Astros sad to lose part of the family
Pettitte's former teammates reflect on lefty's move to New York
HOUSTON -- When Roy Oswalt heard Andy Pettitte's voice on the other end of the phone Friday morning, he had a feeling he knew what his good friend was about to tell him.
"He wanted to talk to me first," Oswalt said. "He said he just got off the phone with his agent. He wanted to call me so I could hear it from him."
The news, of course, was that Pettitte is headed back to the New York Yankees, following his agreement to a one-year deal that will pay him $16 million in 2007. He also holds a player option for the same amount in '08.
Pettitte is leaving home to go home, in a way. He's a born and bred Houstonian who will probably reside in Deer Park, Texas, for the rest of his life. But his professional life began in New York, and the Yankees, his team for nine years and four World Series championships, also provide the comforts of home.
Pettitte's decision saddened Oswalt, but he took the news somewhat objectively. The Astros righty was uncharacteristically subdued while expressing his opinions about losing his teammate and good friend to the Yankees, perhaps remembering where he stands as one of the higher-paid players on the Astros' payroll.
"I don't know the whole thing," Oswalt said. "One thing about Andy, you know what you're going to get from him every day. He'll stay out there whether he's hurt or not. I don't know the whole story. I just know he signed with the Yankees. I'd love to have him back, but it's his decision and I hope he does well over there. They need some pitching."
But so do the Astros, who lost their projected No. 2 starter -- one would have fallen in line behind Oswalt and in front of newcomer Woody Williams. For Oswalt, he's losing one of the few teammates that he also considered to be a confidant.
"A lot of times, fans don't realize how close of a family it is," Oswalt said. "Especially with starters. We have five starters on our team, and they pretty much do everything together. Pitchers and hitters are totally different. Hitters have 15 guys to hang out with. It's different with five starters. We always hang out together. It creates a family environment. But I realize the business part of this game."
Brad Ausmus had also been exchanging calls with Pettitte, so the news that the lefty signed with the Yankees did not come as a complete shock. Still, Ausmus, who was paired with Pettitte and Roger Clemens exclusively for the last three seasons, is sad that Pettitte is switching uniforms.

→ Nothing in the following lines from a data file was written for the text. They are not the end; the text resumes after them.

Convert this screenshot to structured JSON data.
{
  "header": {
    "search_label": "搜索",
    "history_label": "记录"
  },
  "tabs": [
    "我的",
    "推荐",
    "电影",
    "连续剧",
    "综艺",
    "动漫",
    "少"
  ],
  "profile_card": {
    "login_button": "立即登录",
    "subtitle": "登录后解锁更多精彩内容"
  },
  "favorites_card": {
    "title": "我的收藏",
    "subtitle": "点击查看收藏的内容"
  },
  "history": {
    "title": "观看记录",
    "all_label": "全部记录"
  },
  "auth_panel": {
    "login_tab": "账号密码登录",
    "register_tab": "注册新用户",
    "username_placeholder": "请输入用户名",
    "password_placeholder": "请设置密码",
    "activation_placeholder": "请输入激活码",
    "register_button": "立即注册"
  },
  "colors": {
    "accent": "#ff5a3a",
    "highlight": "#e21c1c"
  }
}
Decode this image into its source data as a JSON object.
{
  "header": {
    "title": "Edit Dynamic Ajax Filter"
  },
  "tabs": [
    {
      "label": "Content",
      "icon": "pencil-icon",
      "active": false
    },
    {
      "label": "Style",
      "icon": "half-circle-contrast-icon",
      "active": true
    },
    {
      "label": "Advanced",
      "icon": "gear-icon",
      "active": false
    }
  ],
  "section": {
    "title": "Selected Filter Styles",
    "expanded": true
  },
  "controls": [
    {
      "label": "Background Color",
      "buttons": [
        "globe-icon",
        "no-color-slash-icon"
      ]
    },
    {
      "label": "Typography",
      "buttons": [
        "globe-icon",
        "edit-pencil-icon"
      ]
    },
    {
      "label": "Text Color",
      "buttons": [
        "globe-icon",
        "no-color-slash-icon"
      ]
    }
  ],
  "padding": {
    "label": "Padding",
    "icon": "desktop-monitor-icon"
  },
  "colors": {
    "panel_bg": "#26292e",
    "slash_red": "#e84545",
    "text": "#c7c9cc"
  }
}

"I'm disappointed, because I'm losing a teammate I'm extremely fond of, and we're losing a bona fide big-league, big-game star winning pitcher," Ausmus said. "He was probably the biggest big-game pitcher I've ever been associated with."
Ausmus said he had an empty feeling when he first heard the news.
"It was similar to the feeling I had when I got traded away [from the Astros in 1999], because I didn't want to leave Houston," Ausmus said.
Ausmus also realizes the Astros probably aren't done dealing, and he hopes the club lands a solid starter to take Pettitte's place.
"A lot of things can happen," he said. "There's still a lot of offseason left. [Pettitte's departure] thins out our starting pitching immediately. I'm always a proponent of starting pitching, because it's the key to success in baseball, during the long season and a short postseason."
Alyson Footer is a reporter for MLB.com. This story was not subject to the approval of Major League Baseball or its clubs.